I’ll never forget the day I converted to Judaism — after all, it was one of the best days of my life!
After years of studying, learning and teaching, I finally achieved the goal I’d had from the age of 16. But while it was an amazing day, it was also a hard one. The day I converted was the day I fully started to understand how hard being a Jew can be — not due to anti-Semitism or being less than 1% of the population in my Canadian city, but because of the deep divisions within my city’s Jewish community.
There is a sum total of one mikveh in my city, tucked away within the Modern Orthodox synagogue. I was converting through Reform Judaism, but my rabbi was able to book our use of the mikveh in advance. But on the day of my conversion, they locked us out. My rabbi, the beit din and I were all locked out of the building by the Modern Orthodox rabbi who argued that Reform Judaism wasn’t “real Judaism.” This wasn’t entirely unexpected, as my rabbi and the Modern Orthodox rabbi did not have the most positive relationship, though it was still very unsettling. After a half hour of back and forth on the phone between them, I was finally let in and converted into the Jewish people.
While both rabbis have since moved on to other communities and the relationship between the Reform and Modern Orthodox rabbis in my city has seemed to improve, this experience left a scar on my conversion and my feelings toward the Jewish community as a whole.
Choosing to convert through the Reform stream was an easy choice for me, as all of my Jewish friends attended the Reform synagogue. As I continued through my conversion process, I became part of the larger temple community, teaching in the Hebrew school and getting involved in adult education programming and community initiatives. I loved that our community was inclusive and accessible to everyone. At the time of my conversion, my temple was the only space in the city that was openly welcoming of the LGBTQ+ community. It was important to me to join a community that aligned with my personal values.
But over the years, I’ve continued to feel ostracized in my city’s larger Jewish community for converting Reform, whether by community partners I’ve worked with or by people who I assumed were friends in other denominations. The most telling is people’s silence when someone else says something unkind or untoward about me. When nobody else speaks up, I’m left to feel that everyone agrees.
One year, a few weeks before Yom Kippur, I was at a friend’s birthday dinner with a large group of young Jewish professionals, all women. An acquaintance was telling the table that she had no tickets for the High Holiday services at the same Modern Orthodox synagogue that locked me out of my conversion. She was afraid she wouldn’t get tickets and would not be able to attend.

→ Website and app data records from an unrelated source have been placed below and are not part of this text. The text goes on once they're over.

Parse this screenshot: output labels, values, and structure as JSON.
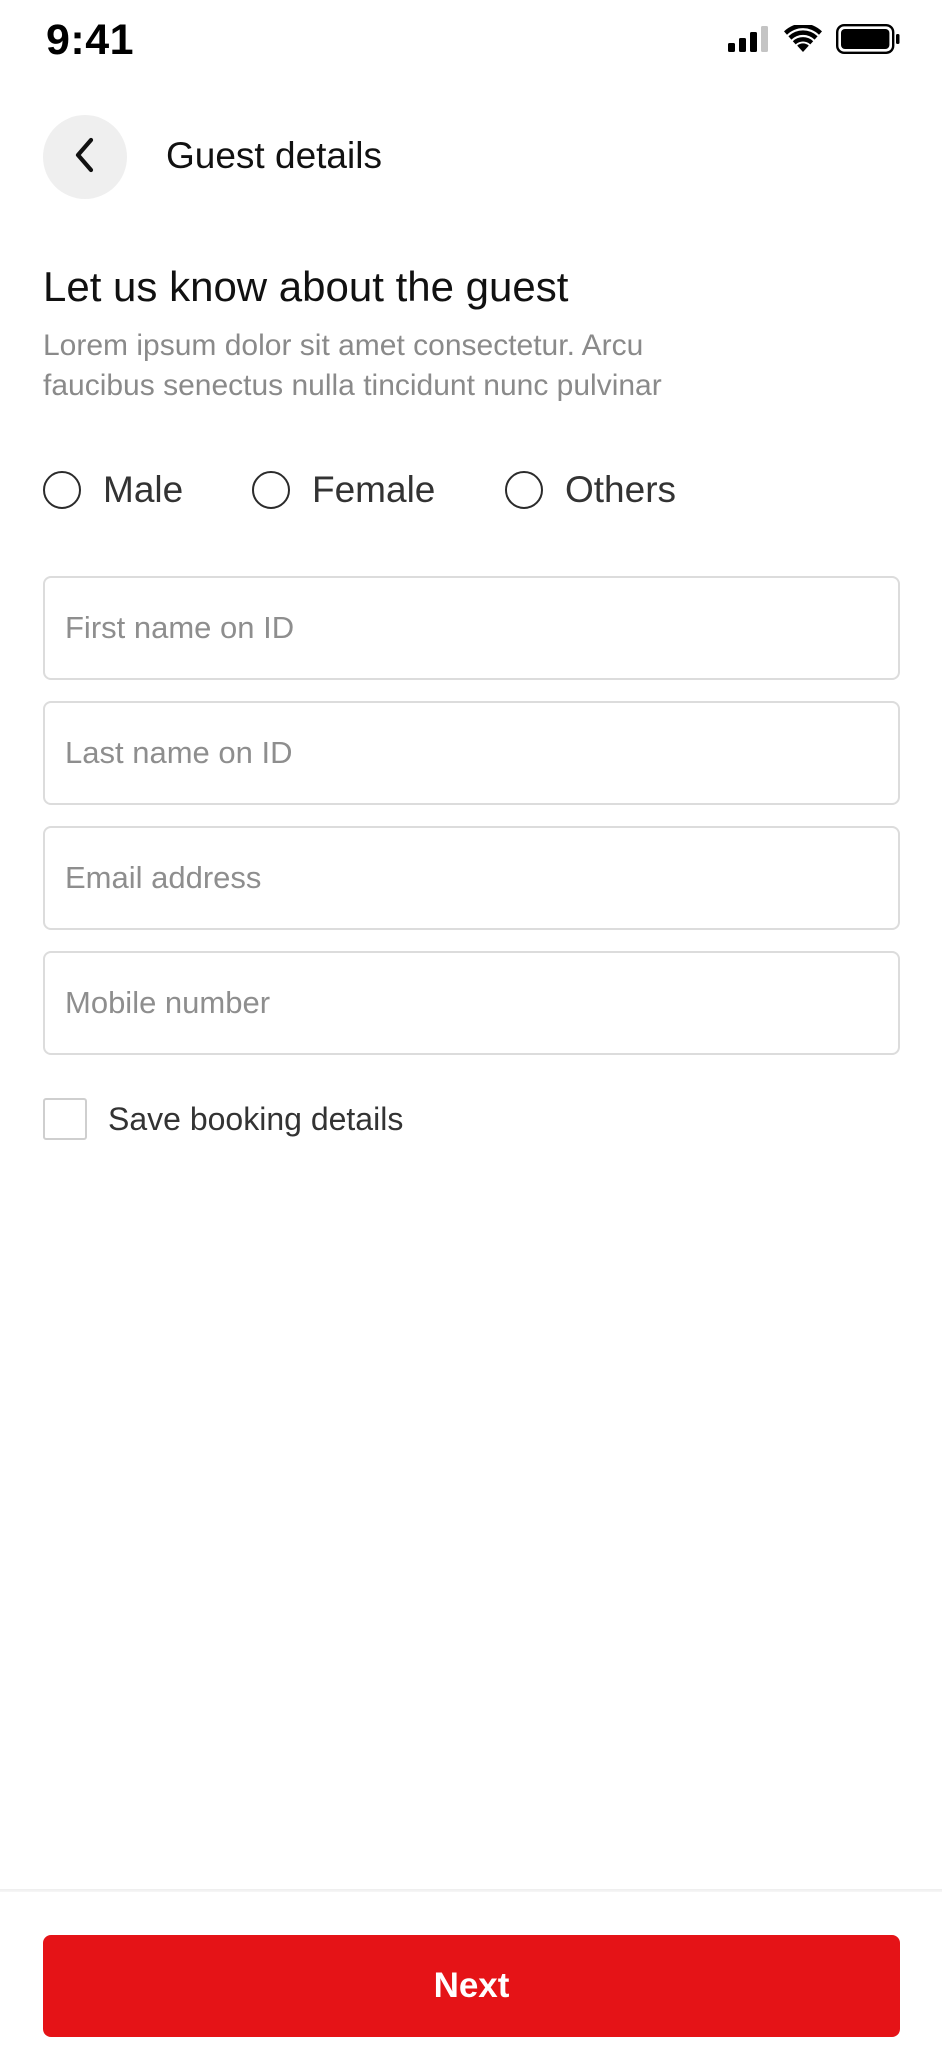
{
  "status_bar": {
    "time": "9:41",
    "icons": [
      "cellular-signal-icon",
      "wifi-icon",
      "battery-icon"
    ]
  },
  "header": {
    "back_icon": "chevron-left-icon",
    "title": "Guest details"
  },
  "section": {
    "title": "Let us know about the guest",
    "description": "Lorem ipsum dolor sit amet consectetur. Arcu faucibus senectus nulla tincidunt nunc pulvinar"
  },
  "gender_options": [
    {
      "label": "Male",
      "selected": false
    },
    {
      "label": "Female",
      "selected": false
    },
    {
      "label": "Others",
      "selected": false
    }
  ],
  "form": {
    "first_name": {
      "placeholder": "First name on ID",
      "value": ""
    },
    "last_name": {
      "placeholder": "Last name on ID",
      "value": ""
    },
    "email": {
      "placeholder": "Email address",
      "value": ""
    },
    "mobile": {
      "placeholder": "Mobile number",
      "value": ""
    }
  },
  "save_details": {
    "label": "Save booking details",
    "checked": false
  },
  "footer": {
    "next_label": "Next"
  },
  "colors": {
    "accent": "#e51317",
    "back_button_bg": "#efefef",
    "muted_text": "#8a8a8a",
    "border": "#dcdcdc"
  }
}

While the rest of the table was silent, I offered to get her and her husband tickets to my temple.
This specific person had previously mentioned her disdain for Reform Judaism, stating, “Reform Judaism isn’t actually Judaism.” Knowing this, I said to her, “I know my temple isn’t where you would want to be, but if you don’t get tickets to your synagogue, I’d love to have you.” Her response was to curl her lip in disgust and say, “I appreciate it but honestly I’d rather not go to services at all.” She then looked me up and down before saying, “It’s sweet that you’re so involved with the community, considering you’re not actually Jewish.”
Sitting in stunned silence, I watched as the rest of the group nodded along with her, some even going so far as to verbally agree with her and say things along the lines of, “No offense, Jessy, it’s just that you’re not.” The conversation of my not being Jewish and how it was laughable that I considered myself to be Jewish continued throughout the evening until I made the executive decision to respect myself and leave.

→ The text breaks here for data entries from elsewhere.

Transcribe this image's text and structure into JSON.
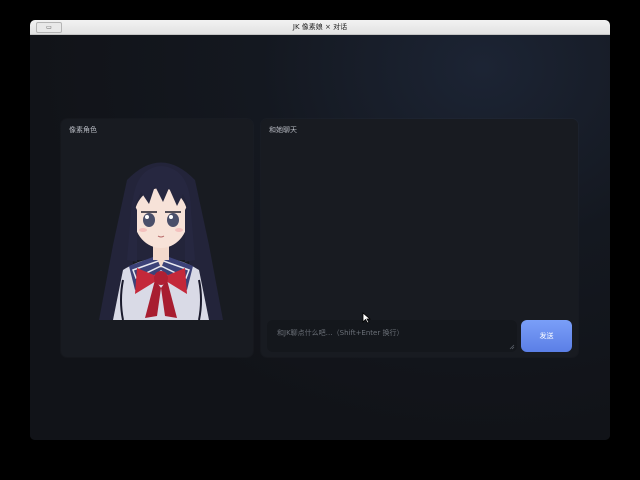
{
  "window": {
    "title": "JK 像素娘 × 对话",
    "toolbar_button": "▭"
  },
  "left_panel": {
    "title": "像素角色",
    "image": "pixel-anime-schoolgirl"
  },
  "right_panel": {
    "title": "和她聊天",
    "input": {
      "placeholder": "和JK聊点什么吧…（Shift+Enter 换行）",
      "value": ""
    },
    "send_label": "发送"
  },
  "colors": {
    "accent": "#6b8ff0",
    "panel": "#181b21",
    "background": "#121419"
  }
}
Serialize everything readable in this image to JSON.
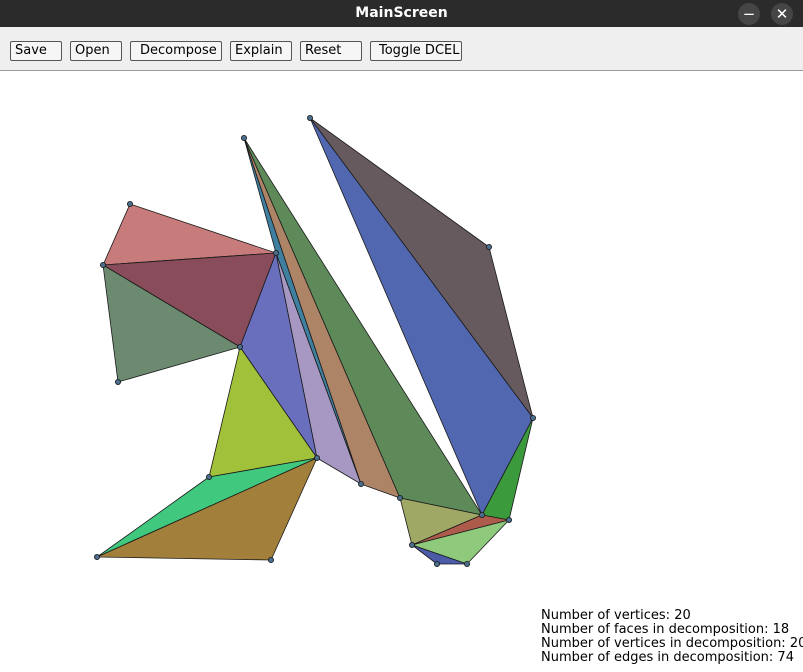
{
  "window": {
    "title": "MainScreen",
    "minimize_glyph": "−",
    "close_glyph": "✕"
  },
  "toolbar": {
    "buttons": [
      {
        "id": "save",
        "label": "Save"
      },
      {
        "id": "open",
        "label": "Open"
      },
      {
        "id": "decompose",
        "label": "Decompose"
      },
      {
        "id": "explain",
        "label": "Explain"
      },
      {
        "id": "reset",
        "label": "Reset"
      },
      {
        "id": "toggle_dcel",
        "label": "Toggle DCEL"
      }
    ]
  },
  "stats": {
    "vertices": "Number of vertices: 20",
    "faces": "Number of faces in decomposition: 18",
    "decomp_vertices": "Number of vertices in decomposition: 20",
    "decomp_edges": "Number of edges in decomposition: 74"
  },
  "colors": {
    "vertex_fill": "#4a6e8c",
    "edge_stroke": "#1a1a1a",
    "face_colors": [
      "#c77b7b",
      "#884c5a",
      "#6c8a70",
      "#6a6fbd",
      "#a2c13a",
      "#a698c2",
      "#3f80a0",
      "#ad8466",
      "#5e8a5a",
      "#665a5e",
      "#5168b0",
      "#3a9a3c",
      "#41c87f",
      "#a27f3a",
      "#a0a865",
      "#ad5c4c",
      "#8ec97c",
      "#4b5ba8"
    ]
  }
}
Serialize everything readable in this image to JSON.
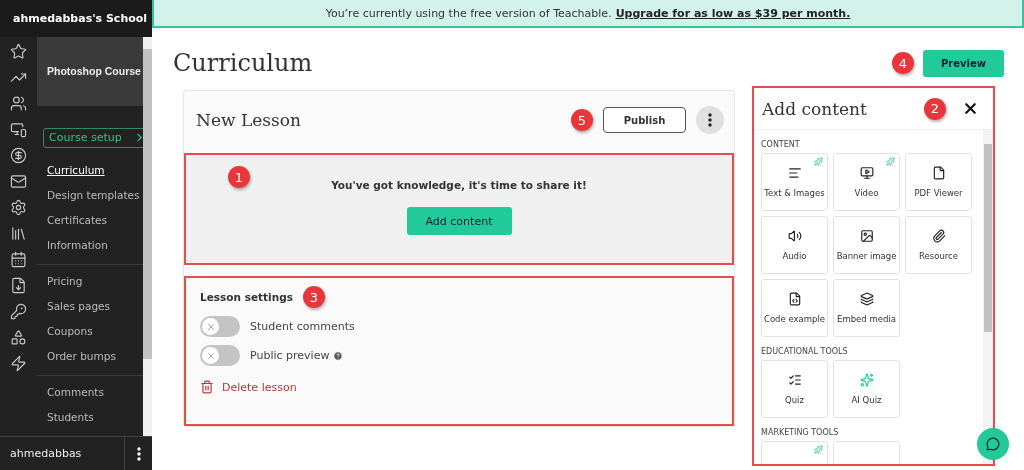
{
  "school": {
    "name": "ahmedabbas's School"
  },
  "course_nav": {
    "course_title": "Photoshop Course",
    "section_button": "Course setup",
    "groups": [
      [
        {
          "label": "Curriculum",
          "selected": true
        },
        {
          "label": "Design templates",
          "selected": false
        },
        {
          "label": "Certificates",
          "selected": false
        },
        {
          "label": "Information",
          "selected": false
        }
      ],
      [
        {
          "label": "Pricing",
          "selected": false
        },
        {
          "label": "Sales pages",
          "selected": false
        },
        {
          "label": "Coupons",
          "selected": false
        },
        {
          "label": "Order bumps",
          "selected": false
        }
      ],
      [
        {
          "label": "Comments",
          "selected": false
        },
        {
          "label": "Students",
          "selected": false
        }
      ]
    ]
  },
  "user": {
    "name": "ahmedabbas"
  },
  "banner": {
    "text": "You’re currently using the free version of Teachable.",
    "link": "Upgrade for as low as $39 per month."
  },
  "page_title": "Curriculum",
  "preview_button": {
    "label": "Preview",
    "callout": "4"
  },
  "lesson": {
    "title": "New Lesson",
    "publish": "Publish",
    "publish_callout": "5",
    "empty_state": {
      "callout": "1",
      "message": "You've got knowledge, it's time to share it!",
      "button": "Add content"
    },
    "settings": {
      "title": "Lesson settings",
      "callout": "3",
      "toggles": [
        {
          "label": "Student comments",
          "on": false,
          "help": false
        },
        {
          "label": "Public preview",
          "on": false,
          "help": true
        }
      ],
      "delete": "Delete lesson"
    }
  },
  "content_panel": {
    "title": "Add content",
    "callout": "2",
    "sections": [
      {
        "title": "CONTENT",
        "tiles": [
          {
            "label": "Text & Images",
            "sparkle": true
          },
          {
            "label": "Video",
            "sparkle": true
          },
          {
            "label": "PDF Viewer",
            "sparkle": false
          },
          {
            "label": "Audio",
            "sparkle": false
          },
          {
            "label": "Banner image",
            "sparkle": false
          },
          {
            "label": "Resource",
            "sparkle": false
          },
          {
            "label": "Code example",
            "sparkle": false
          },
          {
            "label": "Embed media",
            "sparkle": false
          }
        ]
      },
      {
        "title": "EDUCATIONAL TOOLS",
        "tiles": [
          {
            "label": "Quiz",
            "sparkle": false
          },
          {
            "label": "AI Quiz",
            "sparkle": false
          }
        ]
      },
      {
        "title": "MARKETING TOOLS",
        "tiles": [
          {
            "sparkle": true
          },
          {
            "sparkle": false
          }
        ]
      }
    ]
  }
}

While I know this is a reflection on them and not on me, it’s another slap in the face to converts. Most of us don’t talk about or share our conversion experiences, choosing instead to quietly blend into the community so that our presence isn’t questioned. For many people, conversion was the most painful time of their lives, when family and friends turned their back on them. We’ve had to create new roots for ourselves and accept that some people won’t accept us — and that’s outside the Jewish community.
Within the Jewish community, we draw lines at how someone converted and how they choose to worship. I know Jews who have converted in several different denominations of Judaism, who have left synagogues, had to move cities to find their right communities where they were accepted, or have given up on being Jewish entirely based off of negative interactions with other Jews. I know people, including myself, who have been kicked out of Jewish learning groups for our denomination of worship or conversion status.

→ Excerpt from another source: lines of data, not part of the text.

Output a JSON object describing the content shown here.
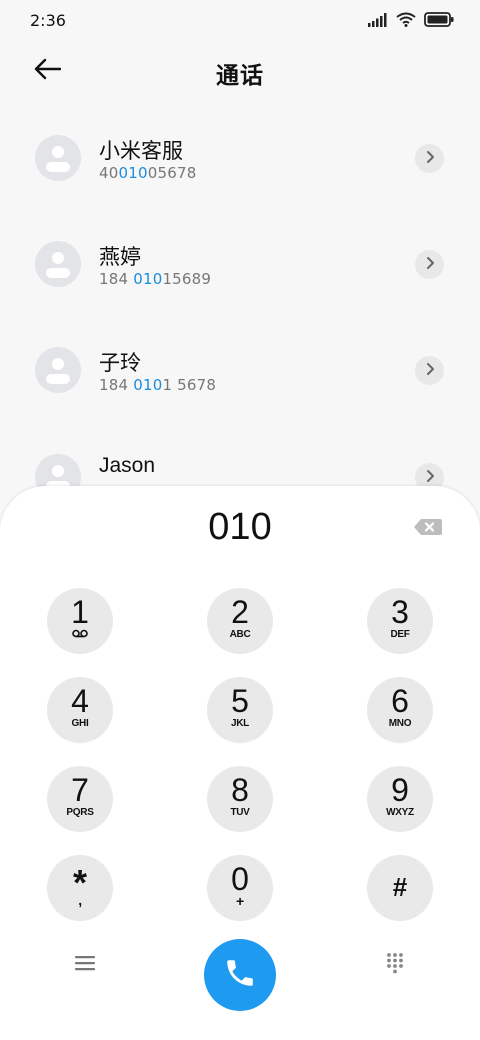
{
  "status_bar": {
    "time": "2:36"
  },
  "header": {
    "title": "通话"
  },
  "contacts": [
    {
      "name": "小米客服",
      "number_pre": "40",
      "number_match": "010",
      "number_post": "05678"
    },
    {
      "name": "燕婷",
      "number_pre": "184 ",
      "number_match": "010",
      "number_post": "15689"
    },
    {
      "name": "子玲",
      "number_pre": "184 ",
      "number_match": "010",
      "number_post": "1 5678"
    },
    {
      "name": "Jason",
      "number_pre": "",
      "number_match": "",
      "number_post": ""
    }
  ],
  "dialer": {
    "display": "010",
    "keys": [
      {
        "digit": "1",
        "letters": ""
      },
      {
        "digit": "2",
        "letters": "ABC"
      },
      {
        "digit": "3",
        "letters": "DEF"
      },
      {
        "digit": "4",
        "letters": "GHI"
      },
      {
        "digit": "5",
        "letters": "JKL"
      },
      {
        "digit": "6",
        "letters": "MNO"
      },
      {
        "digit": "7",
        "letters": "PQRS"
      },
      {
        "digit": "8",
        "letters": "TUV"
      },
      {
        "digit": "9",
        "letters": "WXYZ"
      },
      {
        "digit": "*",
        "letters": ","
      },
      {
        "digit": "0",
        "letters": "+"
      },
      {
        "digit": "#",
        "letters": ""
      }
    ]
  },
  "colors": {
    "accent": "#1e9bf0",
    "match_highlight": "#1a8ddb"
  },
  "icons": [
    "signal-icon",
    "wifi-icon",
    "battery-icon",
    "back-arrow-icon",
    "chevron-right-icon",
    "backspace-icon",
    "voicemail-icon",
    "menu-icon",
    "phone-icon",
    "keypad-icon"
  ]
}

We, as a group, need to realize our strengths in accepting one another for just how beautifully diverse we are. My grandfather had a philosophy he wanted me to live by when it came to family: You don’t have to like each other, but you have to love each other. I believe this philosophy can be applied to Judaism and how we should interact as a people.
You don’t have to like someone’s Judaism or how they live their life or express themselves. But you should love your neighbor — whether they be Reform, Reconstructionist, Conservative, Renewal, Orthodox, Chabad, whatever!
The day I was locked out of the mikveh with my rabbi, he looked at me and told me that situations like this were why we had to do better, be better, and work harder to acknowledge our differences and love each other for them. As my rabbi put it, “People who hate Jews hate Jews — they don’t see denominations of Judaism.”
Life is too short, especially in this day and age, to tear each other apart over something as silly as how or where we choose to express our Judaism. The important part is we are supposed to be one people. It’s time we start acting like it.